Dataset rows for apps and sites:
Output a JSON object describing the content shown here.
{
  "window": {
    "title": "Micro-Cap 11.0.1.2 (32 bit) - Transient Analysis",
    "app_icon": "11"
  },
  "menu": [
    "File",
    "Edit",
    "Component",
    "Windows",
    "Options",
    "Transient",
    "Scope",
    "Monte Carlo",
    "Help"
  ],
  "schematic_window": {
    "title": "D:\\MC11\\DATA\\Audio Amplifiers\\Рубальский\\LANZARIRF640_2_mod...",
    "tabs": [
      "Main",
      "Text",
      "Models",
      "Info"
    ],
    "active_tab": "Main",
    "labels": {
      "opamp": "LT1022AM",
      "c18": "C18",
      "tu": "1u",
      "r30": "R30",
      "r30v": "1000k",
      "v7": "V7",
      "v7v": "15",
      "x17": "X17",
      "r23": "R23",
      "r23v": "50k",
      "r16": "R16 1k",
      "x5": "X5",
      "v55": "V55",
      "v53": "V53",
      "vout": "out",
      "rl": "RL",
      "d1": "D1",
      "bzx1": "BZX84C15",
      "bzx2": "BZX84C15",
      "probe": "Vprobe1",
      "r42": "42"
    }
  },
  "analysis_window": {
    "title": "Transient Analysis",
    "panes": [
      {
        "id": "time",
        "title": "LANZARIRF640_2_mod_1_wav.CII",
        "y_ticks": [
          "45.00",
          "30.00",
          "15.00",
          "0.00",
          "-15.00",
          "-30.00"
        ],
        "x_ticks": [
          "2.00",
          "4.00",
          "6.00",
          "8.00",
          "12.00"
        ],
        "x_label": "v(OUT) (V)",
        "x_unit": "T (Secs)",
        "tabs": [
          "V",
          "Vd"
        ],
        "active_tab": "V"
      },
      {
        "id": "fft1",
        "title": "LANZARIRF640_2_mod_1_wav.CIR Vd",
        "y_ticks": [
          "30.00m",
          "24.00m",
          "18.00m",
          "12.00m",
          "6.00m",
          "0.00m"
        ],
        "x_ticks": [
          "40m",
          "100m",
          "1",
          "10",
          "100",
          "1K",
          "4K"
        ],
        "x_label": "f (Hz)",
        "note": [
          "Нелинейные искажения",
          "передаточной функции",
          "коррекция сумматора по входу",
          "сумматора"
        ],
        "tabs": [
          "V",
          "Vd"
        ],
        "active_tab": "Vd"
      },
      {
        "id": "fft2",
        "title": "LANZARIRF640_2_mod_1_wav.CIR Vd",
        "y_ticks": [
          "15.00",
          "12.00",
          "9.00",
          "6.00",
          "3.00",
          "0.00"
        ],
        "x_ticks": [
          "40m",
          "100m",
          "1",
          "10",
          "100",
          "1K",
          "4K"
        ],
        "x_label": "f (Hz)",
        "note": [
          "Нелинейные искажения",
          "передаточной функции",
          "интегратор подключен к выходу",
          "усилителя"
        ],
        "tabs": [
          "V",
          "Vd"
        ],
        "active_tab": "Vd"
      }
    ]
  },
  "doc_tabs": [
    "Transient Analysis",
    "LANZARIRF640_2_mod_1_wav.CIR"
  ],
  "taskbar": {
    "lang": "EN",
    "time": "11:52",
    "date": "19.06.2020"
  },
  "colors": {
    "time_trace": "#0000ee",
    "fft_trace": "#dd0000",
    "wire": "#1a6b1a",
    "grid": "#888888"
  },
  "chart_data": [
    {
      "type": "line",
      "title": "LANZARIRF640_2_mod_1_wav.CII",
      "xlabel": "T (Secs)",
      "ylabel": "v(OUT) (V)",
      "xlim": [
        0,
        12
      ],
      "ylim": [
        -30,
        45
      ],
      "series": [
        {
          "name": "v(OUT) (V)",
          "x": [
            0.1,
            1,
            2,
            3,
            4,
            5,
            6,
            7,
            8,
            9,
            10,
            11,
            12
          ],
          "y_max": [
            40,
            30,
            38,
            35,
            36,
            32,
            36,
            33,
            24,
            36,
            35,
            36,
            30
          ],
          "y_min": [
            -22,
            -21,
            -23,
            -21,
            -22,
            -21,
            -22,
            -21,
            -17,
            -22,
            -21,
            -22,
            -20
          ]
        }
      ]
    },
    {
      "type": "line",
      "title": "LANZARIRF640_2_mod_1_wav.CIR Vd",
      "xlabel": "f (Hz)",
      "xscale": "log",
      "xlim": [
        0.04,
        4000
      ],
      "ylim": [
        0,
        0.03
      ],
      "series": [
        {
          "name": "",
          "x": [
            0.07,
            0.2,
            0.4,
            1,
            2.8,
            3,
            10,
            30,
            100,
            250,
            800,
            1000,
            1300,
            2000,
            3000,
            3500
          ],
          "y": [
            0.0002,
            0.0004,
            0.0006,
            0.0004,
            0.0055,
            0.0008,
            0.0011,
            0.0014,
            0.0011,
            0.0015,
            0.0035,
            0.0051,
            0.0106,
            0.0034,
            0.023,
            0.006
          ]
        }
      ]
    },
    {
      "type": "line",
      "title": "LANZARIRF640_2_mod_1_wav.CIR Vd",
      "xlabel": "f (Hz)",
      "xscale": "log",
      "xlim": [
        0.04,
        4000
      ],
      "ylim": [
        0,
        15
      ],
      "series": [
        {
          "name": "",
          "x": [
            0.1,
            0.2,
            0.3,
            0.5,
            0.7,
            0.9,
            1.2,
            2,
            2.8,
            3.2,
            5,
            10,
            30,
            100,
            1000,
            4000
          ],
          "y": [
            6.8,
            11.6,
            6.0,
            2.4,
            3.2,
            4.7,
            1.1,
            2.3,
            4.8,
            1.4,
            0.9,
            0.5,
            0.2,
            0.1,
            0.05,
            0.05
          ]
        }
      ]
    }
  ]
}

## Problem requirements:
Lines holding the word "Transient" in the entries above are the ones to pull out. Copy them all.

## Answer to the exercise:
    "title": "Micro-Cap 11.0.1.2 (32 bit) - Transient Analysis",
    "Transient",
    "title": "Transient Analysis",
    "Transient Analysis",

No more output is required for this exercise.